Lifeguard regulations in Victoria have been criticised by a coroner who found the drowning of an Indian student at a public swimming pool in Melbourne two years ago was avoidable.
IT student Paul Rayudu, 23, was swimming with his girlfriend, Virajitha Kelangi, at the WaterMarc aquatic centre in Greensborough on a hot day in February 2014 when they got into trouble in deep water.
Other swimmers spotted Ms Kelangi floating face down, and were able to rescue her.
Mr Rayudu was found a short time later at the bottom of the pool but despite CPR he could not be revived and died six days after the incident.
Coroner Audrey Jamieson found the pair could not swim and the pool was not adequately supervised.
"I doubt they had a real appreciation of the dangers of getting out of their depth," she said.
But she found they had only visited the aquatic centre to use the waterslide and ventured into the shallow end of the pool, where they found the waterslide was closed.
After lifeguards removed dividing ropes from the crowded pool, the pair found themselves swimming over a steep drop-off.
The inquest found "no clear reason as to why Mr Rayudu got into difficulty in the water.
But the coroner said Mr Rayudu's death was avoidable.
"I am satisfied that there is clear and cogent evidence that Paul Rayudu's death could have been prevented," she said.

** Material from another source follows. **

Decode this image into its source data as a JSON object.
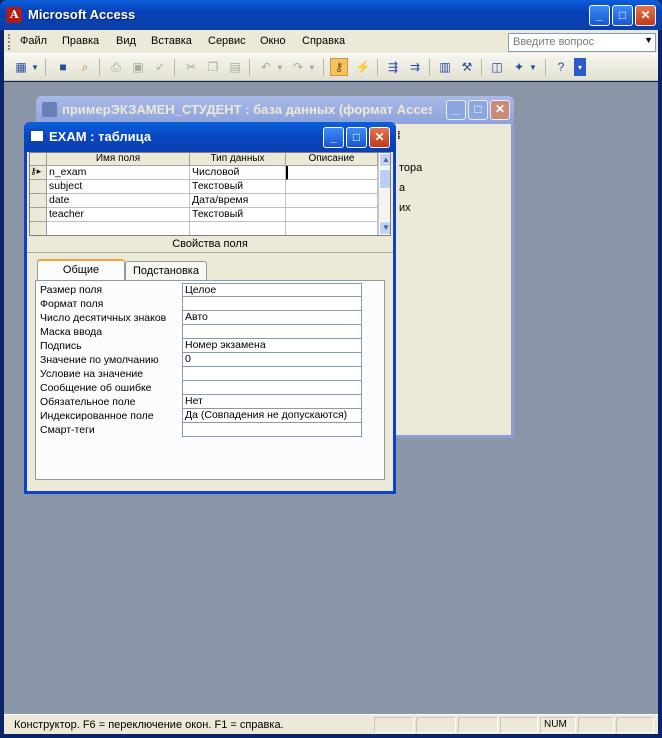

The inquest heard there were four lifeguards on duty to supervise about 250 patrons at the WaterMarc pool, but the lifeguards themselves were not being adequately supervised, and they were distracted by other tasks.
One lifeguard supervising 100 'ridiculous' -One of the lifeguards on duty that day gave evidence that the lifeguard-to-patron ratio of one to 100 at public pools was "ridiculously high".
"It's ridiculous to think that one lifeguard can supervise 100 people," the lifeguard testified.
The inquest findings stated a lack of confidence in the ratio being used at Victoria's public pools, and also found there was no certainty about the exact number of patrons at the WaterMarc aquatic centre on the day Mr Rayudu drowned.
The coroner also recommended that State Government authorities work to establish central oversight of swimming pools in Victoria.
"The lack of central oversight and regulation of swimming pools in Victoria is concerning," she said.
The managers of the WaterMarc pool have apologised to Mr Rayudu's family.
To View the Full Report Please Click Here